Here is a selection of completed work from Splashbacks of Distinction.
Having a glass splashback with a mirrored finish can make even the smallest kitchen or bathroom look much larger and brighter. Larger areas can also benefit from a mirrored finish too. For example, a long run of work surface can look really eye catching when reflected along its length or from one of the ends.
The dictionary definition of mirror finish is a smooth highly polished surface produced on metal by mechanical or electrolytic polishing or lapping.
Silvering is the chemical process of coating glass with a reflective substance. When glass mirrors first gained widespread usage in Europe during the 16th century, most were silvered with an amalgam of tin and mercury, but by the 19th century, mirrors were commonly made through a process by which silver was coated onto a glass surface. Today, sputtering aluminium or other compounds is more often used for this purpose, although the process may maintain the name silvering.
In modern aluminum silvering, a sheet of glass is placed in a vacuum chamber with electrically heated nichrome coils that can evaporate aluminum. In a vacuum, the hot aluminum atoms travel in straight lines. When they hit the surface of the mirror, they cool and stick. Some mirror makers evaporate a layer of quartz or beryllia on the mirror; others expose it to pure oxygen or air in an oven so that it will form a tough, clear layer of aluminum oxide.
Mirrors made by this method are classified as either back-silvered, with the silvered layer viewed through the glass; or front silvered, with the reflective layer on the surface towards the incoming light or image. Most common household mirrors are back-silvered, since this protects the fragile reflective layer from corrosion, scratches, and other damage. However, precision optical surfaces normally need the reflective material on the front surface of the glass to avoid introducing optical aberrations. First surface mirrors use the substrate to keep form. There are optical mirrors such as Mangin mirrors that are back-silvered as part of their optical design.
Although the silvering on a second surface mirror such as a household mirror is often actual silver the silvering on precision optical instruments such as telescopes is usually aluminum. Even though silver has the best initial front surface reflectivity in the visible spectrum it is unsuitable for optical mirrors because it quickly oxidizes and absorbs atmospheric sulfur to create a dark, low reflectivity tarnish.
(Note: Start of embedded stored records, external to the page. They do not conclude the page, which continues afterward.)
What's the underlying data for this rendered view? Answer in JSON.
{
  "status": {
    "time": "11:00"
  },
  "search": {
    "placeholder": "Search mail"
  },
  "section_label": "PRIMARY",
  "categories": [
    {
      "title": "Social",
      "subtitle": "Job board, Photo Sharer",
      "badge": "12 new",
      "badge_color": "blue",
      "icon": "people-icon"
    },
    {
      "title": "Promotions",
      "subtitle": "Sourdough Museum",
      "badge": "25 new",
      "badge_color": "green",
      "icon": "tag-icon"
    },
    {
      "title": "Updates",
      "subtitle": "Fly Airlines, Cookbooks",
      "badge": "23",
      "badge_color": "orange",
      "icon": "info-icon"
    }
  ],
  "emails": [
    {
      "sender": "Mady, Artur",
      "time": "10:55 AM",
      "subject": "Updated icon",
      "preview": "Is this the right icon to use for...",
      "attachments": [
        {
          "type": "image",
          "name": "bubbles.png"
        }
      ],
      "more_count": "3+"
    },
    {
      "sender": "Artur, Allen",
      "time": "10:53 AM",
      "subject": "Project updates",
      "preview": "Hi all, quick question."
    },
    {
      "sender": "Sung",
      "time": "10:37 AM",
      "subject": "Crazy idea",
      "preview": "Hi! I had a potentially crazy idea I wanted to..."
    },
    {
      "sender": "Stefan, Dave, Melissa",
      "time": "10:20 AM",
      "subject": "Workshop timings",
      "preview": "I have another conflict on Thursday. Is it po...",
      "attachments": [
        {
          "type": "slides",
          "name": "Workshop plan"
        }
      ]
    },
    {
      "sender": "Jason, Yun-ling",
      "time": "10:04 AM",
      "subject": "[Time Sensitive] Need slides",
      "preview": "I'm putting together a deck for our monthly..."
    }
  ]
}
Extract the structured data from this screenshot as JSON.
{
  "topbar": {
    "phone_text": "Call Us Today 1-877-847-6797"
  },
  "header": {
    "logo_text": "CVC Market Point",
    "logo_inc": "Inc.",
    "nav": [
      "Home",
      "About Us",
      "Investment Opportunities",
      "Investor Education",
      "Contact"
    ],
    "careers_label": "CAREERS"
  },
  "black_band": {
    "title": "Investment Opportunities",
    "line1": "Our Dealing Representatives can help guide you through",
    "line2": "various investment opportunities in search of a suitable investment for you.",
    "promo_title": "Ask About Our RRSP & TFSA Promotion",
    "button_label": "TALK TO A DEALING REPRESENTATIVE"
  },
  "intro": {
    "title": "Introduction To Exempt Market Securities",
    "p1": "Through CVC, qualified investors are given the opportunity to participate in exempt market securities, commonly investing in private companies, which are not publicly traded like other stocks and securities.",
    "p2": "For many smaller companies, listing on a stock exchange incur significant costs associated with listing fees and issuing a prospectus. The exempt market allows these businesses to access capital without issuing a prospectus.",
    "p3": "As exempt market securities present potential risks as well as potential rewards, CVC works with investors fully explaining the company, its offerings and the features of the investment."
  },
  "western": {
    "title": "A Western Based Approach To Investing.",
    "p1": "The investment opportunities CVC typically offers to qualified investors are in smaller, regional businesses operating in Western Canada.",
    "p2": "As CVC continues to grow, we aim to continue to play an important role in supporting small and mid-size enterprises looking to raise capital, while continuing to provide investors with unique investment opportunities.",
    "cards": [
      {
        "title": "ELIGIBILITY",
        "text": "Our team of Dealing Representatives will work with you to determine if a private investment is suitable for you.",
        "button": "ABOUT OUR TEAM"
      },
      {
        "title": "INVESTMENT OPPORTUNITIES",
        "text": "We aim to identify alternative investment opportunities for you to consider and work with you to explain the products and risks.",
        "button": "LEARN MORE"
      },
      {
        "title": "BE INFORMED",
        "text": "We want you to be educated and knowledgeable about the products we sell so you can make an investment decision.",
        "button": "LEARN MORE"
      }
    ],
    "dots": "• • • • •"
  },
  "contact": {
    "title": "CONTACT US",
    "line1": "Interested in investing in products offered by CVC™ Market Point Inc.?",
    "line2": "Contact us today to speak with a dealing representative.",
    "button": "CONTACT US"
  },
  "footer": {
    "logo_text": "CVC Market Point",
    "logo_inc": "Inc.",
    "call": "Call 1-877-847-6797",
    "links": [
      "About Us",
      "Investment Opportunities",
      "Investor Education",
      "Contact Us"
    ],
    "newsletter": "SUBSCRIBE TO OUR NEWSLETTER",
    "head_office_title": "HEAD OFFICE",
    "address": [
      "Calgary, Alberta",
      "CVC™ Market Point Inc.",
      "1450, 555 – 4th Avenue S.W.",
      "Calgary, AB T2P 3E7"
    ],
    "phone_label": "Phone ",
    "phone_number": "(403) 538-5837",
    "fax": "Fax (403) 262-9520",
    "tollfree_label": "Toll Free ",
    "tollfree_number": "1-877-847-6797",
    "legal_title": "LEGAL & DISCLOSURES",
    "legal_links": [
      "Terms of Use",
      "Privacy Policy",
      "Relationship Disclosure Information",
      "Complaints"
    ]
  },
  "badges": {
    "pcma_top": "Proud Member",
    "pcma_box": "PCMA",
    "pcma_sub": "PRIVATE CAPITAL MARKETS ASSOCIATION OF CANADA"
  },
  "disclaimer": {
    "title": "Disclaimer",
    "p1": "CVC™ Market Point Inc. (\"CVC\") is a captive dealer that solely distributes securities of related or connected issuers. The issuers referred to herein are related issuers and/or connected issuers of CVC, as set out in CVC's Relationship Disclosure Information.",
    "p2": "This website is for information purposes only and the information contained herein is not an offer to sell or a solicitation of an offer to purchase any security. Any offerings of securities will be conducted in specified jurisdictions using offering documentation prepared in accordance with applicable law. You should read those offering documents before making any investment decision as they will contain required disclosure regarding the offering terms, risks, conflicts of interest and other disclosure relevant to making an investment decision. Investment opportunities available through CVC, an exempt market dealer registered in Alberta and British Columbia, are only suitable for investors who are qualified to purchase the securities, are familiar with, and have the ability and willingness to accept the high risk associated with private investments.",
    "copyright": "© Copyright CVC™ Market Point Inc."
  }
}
Although aluminum also oxidizes quickly, the thin aluminum oxide layer is transparent, and so the high reflectivity underlying aluminum stays visible.
The silvering on infrared instruments is usually gold. It has the best reflectivity in the infrared spectrum, and has high resistance to oxidation and corrosion.
Remember that at Splashbacks of Distinction we manufacture, supply and fit splashbacks for any room in your home or office, not just the kitchen. We supply the following items in premium quality glass to enhance your property:
Why not call us today for a free, no obligation quote on a new glass splashback or one of our other specialist toughened glass products?
Splashbacks of Distinction is the trading name of RDC Glass Ltd